> Problem details:
Take the data that sits below and write it out again exactly.

> Material to process:
-.-.-

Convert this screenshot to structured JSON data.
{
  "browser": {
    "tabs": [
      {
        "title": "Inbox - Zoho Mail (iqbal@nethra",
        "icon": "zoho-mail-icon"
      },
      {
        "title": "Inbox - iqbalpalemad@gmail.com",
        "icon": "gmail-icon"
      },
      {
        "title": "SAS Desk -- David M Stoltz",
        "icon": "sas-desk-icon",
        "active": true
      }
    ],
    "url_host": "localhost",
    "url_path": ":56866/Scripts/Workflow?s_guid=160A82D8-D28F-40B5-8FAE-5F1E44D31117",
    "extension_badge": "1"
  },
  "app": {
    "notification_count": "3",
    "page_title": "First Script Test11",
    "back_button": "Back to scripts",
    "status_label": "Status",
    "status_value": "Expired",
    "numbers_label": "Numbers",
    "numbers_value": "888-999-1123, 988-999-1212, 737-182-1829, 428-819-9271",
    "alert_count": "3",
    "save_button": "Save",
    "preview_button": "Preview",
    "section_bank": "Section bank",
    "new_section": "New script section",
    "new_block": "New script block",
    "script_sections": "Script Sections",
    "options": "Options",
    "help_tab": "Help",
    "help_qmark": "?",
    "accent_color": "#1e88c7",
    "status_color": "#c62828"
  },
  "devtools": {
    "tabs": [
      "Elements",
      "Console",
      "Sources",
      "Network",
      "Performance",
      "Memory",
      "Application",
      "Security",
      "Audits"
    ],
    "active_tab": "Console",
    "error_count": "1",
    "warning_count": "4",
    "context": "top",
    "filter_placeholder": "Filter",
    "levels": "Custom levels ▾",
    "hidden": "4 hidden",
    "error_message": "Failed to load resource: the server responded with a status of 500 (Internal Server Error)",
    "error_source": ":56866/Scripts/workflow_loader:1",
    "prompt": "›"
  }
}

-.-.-

> Answer box:
Convert this screenshot to structured JSON data.
{
  "browser": {
    "tabs": [
      {
        "title": "Inbox - Zoho Mail (iqbal@nethra",
        "icon": "zoho-mail-icon"
      },
      {
        "title": "Inbox - iqbalpalemad@gmail.com",
        "icon": "gmail-icon"
      },
      {
        "title": "SAS Desk -- David M Stoltz",
        "icon": "sas-desk-icon",
        "active": true
      }
    ],
    "url_host": "localhost",
    "url_path": ":56866/Scripts/Workflow?s_guid=160A82D8-D28F-40B5-8FAE-5F1E44D31117",
    "extension_badge": "1"
  },
  "app": {
    "notification_count": "3",
    "page_title": "First Script Test11",
    "back_button": "Back to scripts",
    "status_label": "Status",
    "status_value": "Expired",
    "numbers_label": "Numbers",
    "numbers_value": "888-999-1123, 988-999-1212, 737-182-1829, 428-819-9271",
    "alert_count": "3",
    "save_button": "Save",
    "preview_button": "Preview",
    "section_bank": "Section bank",
    "new_section": "New script section",
    "new_block": "New script block",
    "script_sections": "Script Sections",
    "options": "Options",
    "help_tab": "Help",
    "help_qmark": "?",
    "accent_color": "#1e88c7",
    "status_color": "#c62828"
  },
  "devtools": {
    "tabs": [
      "Elements",
      "Console",
      "Sources",
      "Network",
      "Performance",
      "Memory",
      "Application",
      "Security",
      "Audits"
    ],
    "active_tab": "Console",
    "error_count": "1",
    "warning_count": "4",
    "context": "top",
    "filter_placeholder": "Filter",
    "levels": "Custom levels ▾",
    "hidden": "4 hidden",
    "error_message": "Failed to load resource: the server responded with a status of 500 (Internal Server Error)",
    "error_source": ":56866/Scripts/workflow_loader:1",
    "prompt": "›"
  }
}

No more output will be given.